EXERCISE AIM:
Copy out each line of the listing below that contains the word "duration".

MATERIAL PROVIDED:
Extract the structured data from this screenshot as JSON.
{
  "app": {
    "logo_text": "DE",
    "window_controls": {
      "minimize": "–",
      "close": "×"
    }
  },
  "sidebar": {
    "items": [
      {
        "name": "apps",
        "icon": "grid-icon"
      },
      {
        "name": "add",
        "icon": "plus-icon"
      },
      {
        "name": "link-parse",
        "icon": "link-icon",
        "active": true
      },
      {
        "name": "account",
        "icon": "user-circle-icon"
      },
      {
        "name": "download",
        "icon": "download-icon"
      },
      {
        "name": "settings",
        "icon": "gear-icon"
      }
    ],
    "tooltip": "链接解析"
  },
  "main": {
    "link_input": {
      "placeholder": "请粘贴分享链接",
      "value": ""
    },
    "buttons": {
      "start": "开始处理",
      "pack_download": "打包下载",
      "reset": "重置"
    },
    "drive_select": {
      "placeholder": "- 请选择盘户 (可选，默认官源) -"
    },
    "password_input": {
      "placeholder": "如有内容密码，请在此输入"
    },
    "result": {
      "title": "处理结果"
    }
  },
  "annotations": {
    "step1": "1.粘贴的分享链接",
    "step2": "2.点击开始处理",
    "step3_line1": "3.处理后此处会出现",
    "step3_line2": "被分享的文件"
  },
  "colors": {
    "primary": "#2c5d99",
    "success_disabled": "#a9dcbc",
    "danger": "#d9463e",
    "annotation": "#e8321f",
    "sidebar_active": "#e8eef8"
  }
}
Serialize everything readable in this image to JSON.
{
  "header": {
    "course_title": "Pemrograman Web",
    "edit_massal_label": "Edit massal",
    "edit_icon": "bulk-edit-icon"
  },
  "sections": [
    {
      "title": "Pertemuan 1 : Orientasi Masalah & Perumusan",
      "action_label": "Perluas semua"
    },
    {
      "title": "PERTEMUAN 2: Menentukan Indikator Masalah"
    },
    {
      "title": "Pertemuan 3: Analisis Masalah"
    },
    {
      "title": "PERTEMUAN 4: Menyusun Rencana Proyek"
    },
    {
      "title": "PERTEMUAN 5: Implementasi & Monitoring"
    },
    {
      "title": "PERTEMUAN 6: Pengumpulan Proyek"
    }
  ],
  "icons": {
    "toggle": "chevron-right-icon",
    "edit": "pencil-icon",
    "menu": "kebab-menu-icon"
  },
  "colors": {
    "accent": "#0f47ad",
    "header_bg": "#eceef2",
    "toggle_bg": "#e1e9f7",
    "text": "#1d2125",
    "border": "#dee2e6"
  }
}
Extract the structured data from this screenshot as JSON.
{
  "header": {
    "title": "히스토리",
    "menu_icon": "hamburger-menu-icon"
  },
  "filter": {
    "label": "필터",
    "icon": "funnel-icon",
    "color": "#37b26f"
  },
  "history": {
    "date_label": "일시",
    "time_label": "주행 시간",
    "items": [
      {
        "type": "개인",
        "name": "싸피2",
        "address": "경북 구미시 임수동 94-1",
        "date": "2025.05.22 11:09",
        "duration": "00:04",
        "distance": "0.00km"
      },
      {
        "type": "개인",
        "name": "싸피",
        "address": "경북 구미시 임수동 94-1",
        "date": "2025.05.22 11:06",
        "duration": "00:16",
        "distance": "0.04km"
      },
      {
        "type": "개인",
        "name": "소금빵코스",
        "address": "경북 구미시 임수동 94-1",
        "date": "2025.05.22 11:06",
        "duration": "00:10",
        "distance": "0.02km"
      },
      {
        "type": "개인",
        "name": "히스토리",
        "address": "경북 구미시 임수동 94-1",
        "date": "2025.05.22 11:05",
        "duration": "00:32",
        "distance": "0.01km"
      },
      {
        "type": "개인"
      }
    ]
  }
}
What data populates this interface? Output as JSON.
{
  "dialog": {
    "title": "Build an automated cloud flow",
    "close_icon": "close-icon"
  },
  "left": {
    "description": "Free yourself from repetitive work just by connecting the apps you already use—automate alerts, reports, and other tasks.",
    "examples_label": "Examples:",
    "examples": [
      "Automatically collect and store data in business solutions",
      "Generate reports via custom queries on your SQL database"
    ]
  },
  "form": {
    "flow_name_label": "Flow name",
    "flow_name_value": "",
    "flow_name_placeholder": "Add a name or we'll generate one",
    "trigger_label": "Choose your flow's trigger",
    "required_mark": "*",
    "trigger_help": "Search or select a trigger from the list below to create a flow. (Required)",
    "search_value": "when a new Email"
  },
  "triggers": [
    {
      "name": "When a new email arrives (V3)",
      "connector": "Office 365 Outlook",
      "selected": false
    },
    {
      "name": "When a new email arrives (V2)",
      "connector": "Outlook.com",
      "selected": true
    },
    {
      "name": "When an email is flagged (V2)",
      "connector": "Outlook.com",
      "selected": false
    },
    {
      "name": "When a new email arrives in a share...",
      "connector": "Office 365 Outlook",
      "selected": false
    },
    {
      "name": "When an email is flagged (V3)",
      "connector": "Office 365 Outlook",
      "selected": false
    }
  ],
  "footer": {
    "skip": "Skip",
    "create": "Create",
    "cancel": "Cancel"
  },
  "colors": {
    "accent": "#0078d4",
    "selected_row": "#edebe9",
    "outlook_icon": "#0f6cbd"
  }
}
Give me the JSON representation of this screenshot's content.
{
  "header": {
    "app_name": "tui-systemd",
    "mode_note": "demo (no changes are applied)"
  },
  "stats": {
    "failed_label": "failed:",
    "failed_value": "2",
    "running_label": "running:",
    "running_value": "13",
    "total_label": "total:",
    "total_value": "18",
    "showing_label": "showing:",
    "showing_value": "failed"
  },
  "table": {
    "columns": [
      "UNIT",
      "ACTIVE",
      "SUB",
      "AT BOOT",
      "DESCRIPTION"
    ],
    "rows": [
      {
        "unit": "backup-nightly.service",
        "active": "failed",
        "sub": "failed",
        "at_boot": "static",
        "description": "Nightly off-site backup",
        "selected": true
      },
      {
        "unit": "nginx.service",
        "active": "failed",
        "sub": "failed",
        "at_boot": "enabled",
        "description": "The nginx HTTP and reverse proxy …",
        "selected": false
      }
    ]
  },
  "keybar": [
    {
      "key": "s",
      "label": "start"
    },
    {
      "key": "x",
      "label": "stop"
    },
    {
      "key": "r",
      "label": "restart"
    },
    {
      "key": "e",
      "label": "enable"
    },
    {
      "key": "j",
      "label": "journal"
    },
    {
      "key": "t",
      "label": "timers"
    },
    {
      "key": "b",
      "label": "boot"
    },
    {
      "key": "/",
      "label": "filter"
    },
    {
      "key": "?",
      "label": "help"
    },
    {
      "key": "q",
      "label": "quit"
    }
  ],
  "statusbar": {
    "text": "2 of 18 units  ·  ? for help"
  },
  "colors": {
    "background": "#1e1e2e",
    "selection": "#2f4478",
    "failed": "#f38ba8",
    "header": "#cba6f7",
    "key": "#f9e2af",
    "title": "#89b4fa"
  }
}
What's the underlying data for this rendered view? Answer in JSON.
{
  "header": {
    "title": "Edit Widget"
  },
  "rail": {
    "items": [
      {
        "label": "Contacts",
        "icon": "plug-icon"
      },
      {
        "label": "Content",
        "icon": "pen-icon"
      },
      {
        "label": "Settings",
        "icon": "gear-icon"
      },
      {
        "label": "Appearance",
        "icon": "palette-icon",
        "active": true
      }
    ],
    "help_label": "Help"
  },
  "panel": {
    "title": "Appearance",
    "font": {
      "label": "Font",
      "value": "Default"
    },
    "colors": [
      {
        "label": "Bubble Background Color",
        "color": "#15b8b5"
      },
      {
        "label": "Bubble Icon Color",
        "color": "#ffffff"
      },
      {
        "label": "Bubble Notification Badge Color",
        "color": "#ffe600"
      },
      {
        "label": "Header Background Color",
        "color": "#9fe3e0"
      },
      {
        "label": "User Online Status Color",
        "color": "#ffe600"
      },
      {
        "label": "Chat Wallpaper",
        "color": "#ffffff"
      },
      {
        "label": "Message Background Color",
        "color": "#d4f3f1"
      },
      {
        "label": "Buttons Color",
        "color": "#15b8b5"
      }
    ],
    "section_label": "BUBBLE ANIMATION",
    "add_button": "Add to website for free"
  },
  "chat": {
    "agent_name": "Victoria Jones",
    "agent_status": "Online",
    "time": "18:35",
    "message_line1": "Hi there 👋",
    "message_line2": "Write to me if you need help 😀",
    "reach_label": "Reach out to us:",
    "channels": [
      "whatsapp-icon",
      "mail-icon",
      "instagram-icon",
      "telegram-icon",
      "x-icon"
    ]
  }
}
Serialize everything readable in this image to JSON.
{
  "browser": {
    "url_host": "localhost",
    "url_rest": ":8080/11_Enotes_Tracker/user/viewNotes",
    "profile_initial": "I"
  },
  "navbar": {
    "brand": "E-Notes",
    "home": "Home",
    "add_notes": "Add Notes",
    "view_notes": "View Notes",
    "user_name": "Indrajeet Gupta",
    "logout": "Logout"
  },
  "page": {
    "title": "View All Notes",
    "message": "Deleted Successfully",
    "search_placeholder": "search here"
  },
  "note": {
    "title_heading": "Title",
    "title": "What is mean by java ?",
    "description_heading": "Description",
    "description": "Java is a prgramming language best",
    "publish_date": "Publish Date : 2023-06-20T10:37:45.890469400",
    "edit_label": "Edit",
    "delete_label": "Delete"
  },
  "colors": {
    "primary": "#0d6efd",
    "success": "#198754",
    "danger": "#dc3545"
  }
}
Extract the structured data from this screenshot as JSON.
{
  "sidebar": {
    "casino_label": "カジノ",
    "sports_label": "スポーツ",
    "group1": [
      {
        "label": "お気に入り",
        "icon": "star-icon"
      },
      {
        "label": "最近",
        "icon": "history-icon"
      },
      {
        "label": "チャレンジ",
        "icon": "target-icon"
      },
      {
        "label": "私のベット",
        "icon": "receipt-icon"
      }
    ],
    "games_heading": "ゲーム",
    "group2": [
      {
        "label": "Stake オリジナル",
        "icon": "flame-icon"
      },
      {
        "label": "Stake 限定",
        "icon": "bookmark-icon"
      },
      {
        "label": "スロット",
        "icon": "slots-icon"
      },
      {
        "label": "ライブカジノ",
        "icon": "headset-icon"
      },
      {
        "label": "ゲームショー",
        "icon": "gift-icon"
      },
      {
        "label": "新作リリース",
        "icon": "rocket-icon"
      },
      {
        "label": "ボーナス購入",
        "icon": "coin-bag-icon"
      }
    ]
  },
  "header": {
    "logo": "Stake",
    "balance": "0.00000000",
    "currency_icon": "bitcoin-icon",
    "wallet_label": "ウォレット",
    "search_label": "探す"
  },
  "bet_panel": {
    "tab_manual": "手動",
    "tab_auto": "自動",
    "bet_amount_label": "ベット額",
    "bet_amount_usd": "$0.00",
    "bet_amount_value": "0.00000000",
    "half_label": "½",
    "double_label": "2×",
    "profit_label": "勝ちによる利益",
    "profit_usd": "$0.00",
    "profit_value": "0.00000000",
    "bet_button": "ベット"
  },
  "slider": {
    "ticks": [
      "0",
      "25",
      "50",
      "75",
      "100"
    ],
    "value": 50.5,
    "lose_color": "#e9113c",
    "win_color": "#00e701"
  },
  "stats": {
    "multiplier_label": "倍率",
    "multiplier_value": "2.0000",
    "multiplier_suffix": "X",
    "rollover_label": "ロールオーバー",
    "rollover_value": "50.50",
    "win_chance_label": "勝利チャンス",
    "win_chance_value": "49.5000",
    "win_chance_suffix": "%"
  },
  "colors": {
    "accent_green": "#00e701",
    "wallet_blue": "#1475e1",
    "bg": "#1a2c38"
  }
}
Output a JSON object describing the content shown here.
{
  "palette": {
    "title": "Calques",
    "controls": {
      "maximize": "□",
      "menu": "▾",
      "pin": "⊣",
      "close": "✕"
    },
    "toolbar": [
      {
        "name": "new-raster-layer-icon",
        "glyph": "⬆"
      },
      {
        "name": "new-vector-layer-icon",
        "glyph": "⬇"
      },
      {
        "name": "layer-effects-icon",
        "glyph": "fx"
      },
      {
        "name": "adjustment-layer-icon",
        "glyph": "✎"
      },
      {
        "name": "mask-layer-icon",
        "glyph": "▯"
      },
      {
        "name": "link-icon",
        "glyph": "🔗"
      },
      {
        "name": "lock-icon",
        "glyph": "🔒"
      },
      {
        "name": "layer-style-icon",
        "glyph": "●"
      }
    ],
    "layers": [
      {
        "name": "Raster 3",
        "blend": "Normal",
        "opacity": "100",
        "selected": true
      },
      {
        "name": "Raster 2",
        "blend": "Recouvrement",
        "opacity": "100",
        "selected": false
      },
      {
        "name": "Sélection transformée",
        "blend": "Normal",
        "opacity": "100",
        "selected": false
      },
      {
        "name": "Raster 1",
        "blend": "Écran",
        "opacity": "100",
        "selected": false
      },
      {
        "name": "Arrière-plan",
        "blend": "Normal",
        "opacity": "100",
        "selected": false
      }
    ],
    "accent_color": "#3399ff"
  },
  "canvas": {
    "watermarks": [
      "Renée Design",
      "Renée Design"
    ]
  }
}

TASK OUTPUT:
        "duration": "00:04",
        "duration": "00:16",
        "duration": "00:10",
        "duration": "00:32",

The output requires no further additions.